How does this affect my ability to drive? That question is one we hear from clients all the time after they have been charged or convicted with a Florida DUI. And this is not an unsubstantiated concern—Florida is a state where people rely heavily on their cars to accomplish their daily lives. With the heavy court fines associated with a DUI conviction, individuals need their cars to get to work if they want to make their payments in time!
In a Florida DUI case, the DMV places an affirmative obligation on drivers to schedule an administrative hearing within ten days of being charged with a DUI. If your BAC reading was over the legal limit or you refused to take a chemical test at the time you were pulled over then the state will temporarily suspend your license. A Formal Review Hearing represents the time when the court will decide whether or not your driver’s license will be reinstated or suspended. The sole purpose of the hearing is to determine your eligibility to drive, not whether or not you will be convicted of a DUI.

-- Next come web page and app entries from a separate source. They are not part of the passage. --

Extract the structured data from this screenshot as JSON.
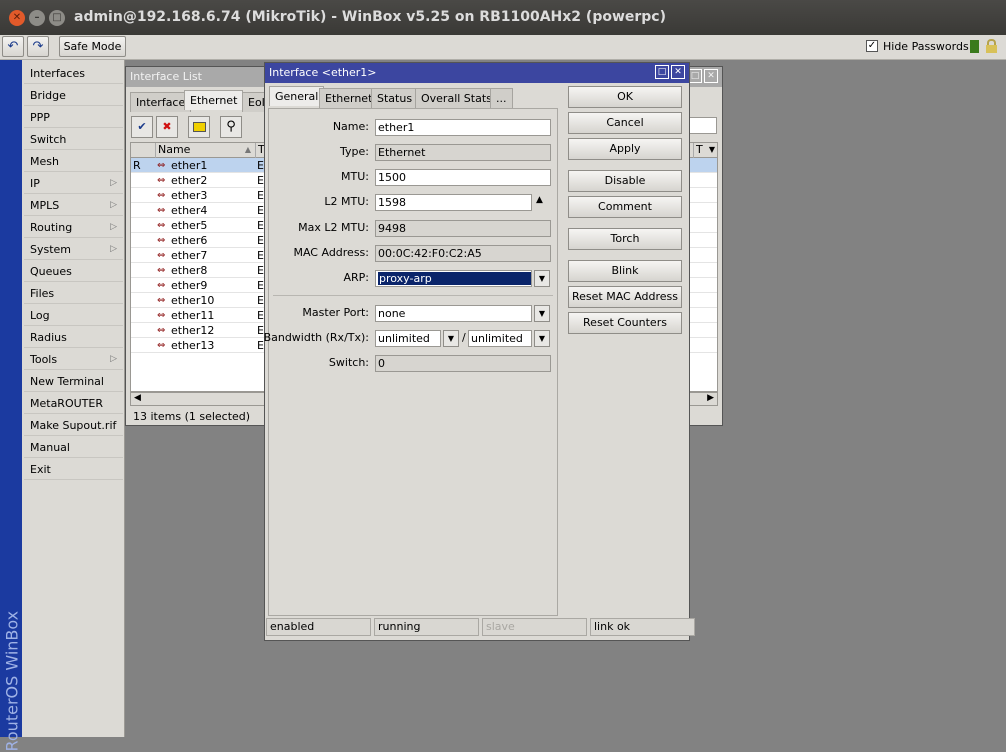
{
  "window": {
    "title": "admin@192.168.6.74 (MikroTik) - WinBox v5.25 on RB1100AHx2 (powerpc)"
  },
  "toolbar": {
    "safe_mode_label": "Safe Mode",
    "hide_passwords_label": "Hide Passwords",
    "hide_passwords_checked": true
  },
  "brand": "RouterOS WinBox",
  "menu": [
    {
      "label": "Interfaces",
      "sub": false
    },
    {
      "label": "Bridge",
      "sub": false
    },
    {
      "label": "PPP",
      "sub": false
    },
    {
      "label": "Switch",
      "sub": false
    },
    {
      "label": "Mesh",
      "sub": false
    },
    {
      "label": "IP",
      "sub": true
    },
    {
      "label": "MPLS",
      "sub": true
    },
    {
      "label": "Routing",
      "sub": true
    },
    {
      "label": "System",
      "sub": true
    },
    {
      "label": "Queues",
      "sub": false
    },
    {
      "label": "Files",
      "sub": false
    },
    {
      "label": "Log",
      "sub": false
    },
    {
      "label": "Radius",
      "sub": false
    },
    {
      "label": "Tools",
      "sub": true
    },
    {
      "label": "New Terminal",
      "sub": false
    },
    {
      "label": "MetaROUTER",
      "sub": false
    },
    {
      "label": "Make Supout.rif",
      "sub": false
    },
    {
      "label": "Manual",
      "sub": false
    },
    {
      "label": "Exit",
      "sub": false
    }
  ],
  "iface_list": {
    "title": "Interface List",
    "tabs": [
      "Interface",
      "Ethernet",
      "EoII"
    ],
    "active_tab": 1,
    "columns": [
      "Name",
      "T"
    ],
    "rows": [
      {
        "flag": "R",
        "name": "ether1",
        "type": "Et"
      },
      {
        "flag": "",
        "name": "ether2",
        "type": "Et"
      },
      {
        "flag": "",
        "name": "ether3",
        "type": "Et"
      },
      {
        "flag": "",
        "name": "ether4",
        "type": "Et"
      },
      {
        "flag": "",
        "name": "ether5",
        "type": "Et"
      },
      {
        "flag": "",
        "name": "ether6",
        "type": "Et"
      },
      {
        "flag": "",
        "name": "ether7",
        "type": "Et"
      },
      {
        "flag": "",
        "name": "ether8",
        "type": "Et"
      },
      {
        "flag": "",
        "name": "ether9",
        "type": "Et"
      },
      {
        "flag": "",
        "name": "ether10",
        "type": "Et"
      },
      {
        "flag": "",
        "name": "ether11",
        "type": "Et"
      },
      {
        "flag": "",
        "name": "ether12",
        "type": "Et"
      },
      {
        "flag": "",
        "name": "ether13",
        "type": "Et"
      }
    ],
    "status": "13 items (1 selected)",
    "right_col_header": "T"
  },
  "dialog": {
    "title": "Interface <ether1>",
    "tabs": [
      "General",
      "Ethernet",
      "Status",
      "Overall Stats",
      "..."
    ],
    "active_tab": 0,
    "fields": {
      "name": {
        "label": "Name:",
        "value": "ether1"
      },
      "type": {
        "label": "Type:",
        "value": "Ethernet"
      },
      "mtu": {
        "label": "MTU:",
        "value": "1500"
      },
      "l2mtu": {
        "label": "L2 MTU:",
        "value": "1598"
      },
      "max_l2mtu": {
        "label": "Max L2 MTU:",
        "value": "9498"
      },
      "mac": {
        "label": "MAC Address:",
        "value": "00:0C:42:F0:C2:A5"
      },
      "arp": {
        "label": "ARP:",
        "value": "proxy-arp"
      },
      "master_port": {
        "label": "Master Port:",
        "value": "none"
      },
      "bandwidth": {
        "label": "Bandwidth (Rx/Tx):",
        "rx": "unlimited",
        "sep": "/",
        "tx": "unlimited"
      },
      "switch": {
        "label": "Switch:",
        "value": "0"
      }
    },
    "buttons": [
      "OK",
      "Cancel",
      "Apply",
      "Disable",
      "Comment",
      "Torch",
      "Blink",
      "Reset MAC Address",
      "Reset Counters"
    ],
    "status": [
      "enabled",
      "running",
      "slave",
      "link ok"
    ]
  },
  "colors": {
    "title_active": "#3c46a0",
    "title_inactive": "#a8a8a8",
    "selection": "#0a246a",
    "brand_strip": "#1b3aa0"
  }
}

- If you win the review then you will have the ability to drive again. But just because you won the hearing does not mean that the whole ordeal is over. You still have a DUI charge to fight!
- If you lose your formal review hearing, then your Florida driver’s license will be suspended for either thirty or ninety days, depending on the facts of your case.
Getting a Florida hardship license is an option for those individuals that lost their hearing. Unfortunately, this option does not arise until your thirty or ninety day license suspension is over. Once it is, working with a Florida DUI attorney can help get you a hardship license as quickly as possible.
A hardship license will not come with the same driving privileges you were accustom to before you received your DUI. That being said, it is certainly better than nothing! A Florida hardship license will limit the scope of your driving. For instance, you may only be able to drive to and from work or school while you have the hardship license. Getting caught driving outside of the scope of your Florida hardship license will create a whole new set of hardships for you! These special licenses usually last for around forty two days and drivers are required to keep the special license with them at all times when he or she is driving.
We know how important keeping your license is to your livelihood and how scary dealing with the DMV and the Florida court system can be. If you have recently been charged with a DUI in Florida, give the law firm of Finebloom & Haenel P.A. a call today to discuss your case. We will work hard to defend the charges against you and also help get you the best results possible in your DHSMV hearing. Give us a call today for an obligation-free consultation.
Special thanks to Thomas Soldan for his help with this post.